* **THE DATA**
------------------------
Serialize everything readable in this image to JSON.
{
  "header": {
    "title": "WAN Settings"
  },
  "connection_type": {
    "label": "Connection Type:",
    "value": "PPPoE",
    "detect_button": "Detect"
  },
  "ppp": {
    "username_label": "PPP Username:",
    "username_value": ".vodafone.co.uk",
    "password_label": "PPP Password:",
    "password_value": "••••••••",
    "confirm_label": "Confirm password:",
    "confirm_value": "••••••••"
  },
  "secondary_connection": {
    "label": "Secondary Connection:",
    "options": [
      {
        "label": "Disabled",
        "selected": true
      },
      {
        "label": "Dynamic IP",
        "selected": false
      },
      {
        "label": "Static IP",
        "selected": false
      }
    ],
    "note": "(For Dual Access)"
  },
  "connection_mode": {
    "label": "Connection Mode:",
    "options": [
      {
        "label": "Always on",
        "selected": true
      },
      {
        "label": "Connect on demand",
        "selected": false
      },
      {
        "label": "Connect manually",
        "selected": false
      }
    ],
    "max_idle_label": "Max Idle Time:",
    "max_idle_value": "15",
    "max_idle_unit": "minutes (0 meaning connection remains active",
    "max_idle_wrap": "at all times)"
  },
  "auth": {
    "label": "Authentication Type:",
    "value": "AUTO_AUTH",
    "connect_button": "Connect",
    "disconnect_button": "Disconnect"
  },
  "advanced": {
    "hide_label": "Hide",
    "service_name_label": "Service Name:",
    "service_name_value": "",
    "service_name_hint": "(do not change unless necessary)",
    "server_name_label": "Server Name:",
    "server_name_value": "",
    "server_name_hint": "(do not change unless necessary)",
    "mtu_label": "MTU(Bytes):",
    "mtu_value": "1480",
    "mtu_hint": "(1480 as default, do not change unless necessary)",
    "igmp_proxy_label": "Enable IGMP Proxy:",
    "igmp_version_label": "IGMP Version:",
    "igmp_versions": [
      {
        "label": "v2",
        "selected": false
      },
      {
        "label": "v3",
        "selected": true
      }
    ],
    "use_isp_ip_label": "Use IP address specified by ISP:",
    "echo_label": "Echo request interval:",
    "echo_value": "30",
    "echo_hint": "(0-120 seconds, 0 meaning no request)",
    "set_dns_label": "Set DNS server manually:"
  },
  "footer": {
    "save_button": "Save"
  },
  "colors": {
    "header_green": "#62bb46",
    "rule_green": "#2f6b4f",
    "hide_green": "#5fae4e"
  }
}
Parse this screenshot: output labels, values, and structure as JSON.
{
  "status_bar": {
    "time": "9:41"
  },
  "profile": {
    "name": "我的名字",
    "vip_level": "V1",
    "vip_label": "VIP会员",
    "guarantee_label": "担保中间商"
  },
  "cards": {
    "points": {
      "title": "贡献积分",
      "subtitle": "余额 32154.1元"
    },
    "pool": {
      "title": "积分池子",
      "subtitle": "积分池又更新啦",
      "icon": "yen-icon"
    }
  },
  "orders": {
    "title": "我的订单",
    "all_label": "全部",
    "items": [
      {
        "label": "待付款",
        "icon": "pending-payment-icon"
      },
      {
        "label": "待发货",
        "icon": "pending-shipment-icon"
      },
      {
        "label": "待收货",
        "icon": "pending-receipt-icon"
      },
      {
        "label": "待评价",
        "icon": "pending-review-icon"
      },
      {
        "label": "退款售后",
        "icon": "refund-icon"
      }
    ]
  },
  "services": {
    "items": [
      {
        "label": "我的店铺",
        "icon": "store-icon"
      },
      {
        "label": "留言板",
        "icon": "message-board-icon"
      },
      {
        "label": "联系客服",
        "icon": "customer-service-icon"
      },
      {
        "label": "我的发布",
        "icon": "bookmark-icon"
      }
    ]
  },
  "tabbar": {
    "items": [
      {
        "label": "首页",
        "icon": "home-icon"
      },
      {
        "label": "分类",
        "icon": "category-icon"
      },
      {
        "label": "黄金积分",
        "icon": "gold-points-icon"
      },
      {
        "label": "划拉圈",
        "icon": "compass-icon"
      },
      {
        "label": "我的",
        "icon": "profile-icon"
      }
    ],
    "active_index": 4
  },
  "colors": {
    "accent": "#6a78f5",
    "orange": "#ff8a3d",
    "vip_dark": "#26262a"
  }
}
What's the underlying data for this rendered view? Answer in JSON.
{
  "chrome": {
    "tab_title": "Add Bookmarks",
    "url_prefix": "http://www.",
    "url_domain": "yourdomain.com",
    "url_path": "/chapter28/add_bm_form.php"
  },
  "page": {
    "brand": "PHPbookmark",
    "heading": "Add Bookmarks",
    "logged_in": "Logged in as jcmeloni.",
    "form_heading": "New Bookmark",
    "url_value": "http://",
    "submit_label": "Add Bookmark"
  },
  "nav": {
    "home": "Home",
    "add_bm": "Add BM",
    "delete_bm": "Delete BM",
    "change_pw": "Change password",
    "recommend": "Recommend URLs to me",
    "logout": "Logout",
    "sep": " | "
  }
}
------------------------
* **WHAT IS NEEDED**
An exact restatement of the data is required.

* **OUTPUT BELOW**
Serialize everything readable in this image to JSON.
{
  "header": {
    "title": "WAN Settings"
  },
  "connection_type": {
    "label": "Connection Type:",
    "value": "PPPoE",
    "detect_button": "Detect"
  },
  "ppp": {
    "username_label": "PPP Username:",
    "username_value": ".vodafone.co.uk",
    "password_label": "PPP Password:",
    "password_value": "••••••••",
    "confirm_label": "Confirm password:",
    "confirm_value": "••••••••"
  },
  "secondary_connection": {
    "label": "Secondary Connection:",
    "options": [
      {
        "label": "Disabled",
        "selected": true
      },
      {
        "label": "Dynamic IP",
        "selected": false
      },
      {
        "label": "Static IP",
        "selected": false
      }
    ],
    "note": "(For Dual Access)"
  },
  "connection_mode": {
    "label": "Connection Mode:",
    "options": [
      {
        "label": "Always on",
        "selected": true
      },
      {
        "label": "Connect on demand",
        "selected": false
      },
      {
        "label": "Connect manually",
        "selected": false
      }
    ],
    "max_idle_label": "Max Idle Time:",
    "max_idle_value": "15",
    "max_idle_unit": "minutes (0 meaning connection remains active",
    "max_idle_wrap": "at all times)"
  },
  "auth": {
    "label": "Authentication Type:",
    "value": "AUTO_AUTH",
    "connect_button": "Connect",
    "disconnect_button": "Disconnect"
  },
  "advanced": {
    "hide_label": "Hide",
    "service_name_label": "Service Name:",
    "service_name_value": "",
    "service_name_hint": "(do not change unless necessary)",
    "server_name_label": "Server Name:",
    "server_name_value": "",
    "server_name_hint": "(do not change unless necessary)",
    "mtu_label": "MTU(Bytes):",
    "mtu_value": "1480",
    "mtu_hint": "(1480 as default, do not change unless necessary)",
    "igmp_proxy_label": "Enable IGMP Proxy:",
    "igmp_version_label": "IGMP Version:",
    "igmp_versions": [
      {
        "label": "v2",
        "selected": false
      },
      {
        "label": "v3",
        "selected": true
      }
    ],
    "use_isp_ip_label": "Use IP address specified by ISP:",
    "echo_label": "Echo request interval:",
    "echo_value": "30",
    "echo_hint": "(0-120 seconds, 0 meaning no request)",
    "set_dns_label": "Set DNS server manually:"
  },
  "footer": {
    "save_button": "Save"
  },
  "colors": {
    "header_green": "#62bb46",
    "rule_green": "#2f6b4f",
    "hide_green": "#5fae4e"
  }
}
Parse this screenshot: output labels, values, and structure as JSON.
{
  "status_bar": {
    "time": "9:41"
  },
  "profile": {
    "name": "我的名字",
    "vip_level": "V1",
    "vip_label": "VIP会员",
    "guarantee_label": "担保中间商"
  },
  "cards": {
    "points": {
      "title": "贡献积分",
      "subtitle": "余额 32154.1元"
    },
    "pool": {
      "title": "积分池子",
      "subtitle": "积分池又更新啦",
      "icon": "yen-icon"
    }
  },
  "orders": {
    "title": "我的订单",
    "all_label": "全部",
    "items": [
      {
        "label": "待付款",
        "icon": "pending-payment-icon"
      },
      {
        "label": "待发货",
        "icon": "pending-shipment-icon"
      },
      {
        "label": "待收货",
        "icon": "pending-receipt-icon"
      },
      {
        "label": "待评价",
        "icon": "pending-review-icon"
      },
      {
        "label": "退款售后",
        "icon": "refund-icon"
      }
    ]
  },
  "services": {
    "items": [
      {
        "label": "我的店铺",
        "icon": "store-icon"
      },
      {
        "label": "留言板",
        "icon": "message-board-icon"
      },
      {
        "label": "联系客服",
        "icon": "customer-service-icon"
      },
      {
        "label": "我的发布",
        "icon": "bookmark-icon"
      }
    ]
  },
  "tabbar": {
    "items": [
      {
        "label": "首页",
        "icon": "home-icon"
      },
      {
        "label": "分类",
        "icon": "category-icon"
      },
      {
        "label": "黄金积分",
        "icon": "gold-points-icon"
      },
      {
        "label": "划拉圈",
        "icon": "compass-icon"
      },
      {
        "label": "我的",
        "icon": "profile-icon"
      }
    ],
    "active_index": 4
  },
  "colors": {
    "accent": "#6a78f5",
    "orange": "#ff8a3d",
    "vip_dark": "#26262a"
  }
}
What's the underlying data for this rendered view? Answer in JSON.
{
  "chrome": {
    "tab_title": "Add Bookmarks",
    "url_prefix": "http://www.",
    "url_domain": "yourdomain.com",
    "url_path": "/chapter28/add_bm_form.php"
  },
  "page": {
    "brand": "PHPbookmark",
    "heading": "Add Bookmarks",
    "logged_in": "Logged in as jcmeloni.",
    "form_heading": "New Bookmark",
    "url_value": "http://",
    "submit_label": "Add Bookmark"
  },
  "nav": {
    "home": "Home",
    "add_bm": "Add BM",
    "delete_bm": "Delete BM",
    "change_pw": "Change password",
    "recommend": "Recommend URLs to me",
    "logout": "Logout",
    "sep": " | "
  }
}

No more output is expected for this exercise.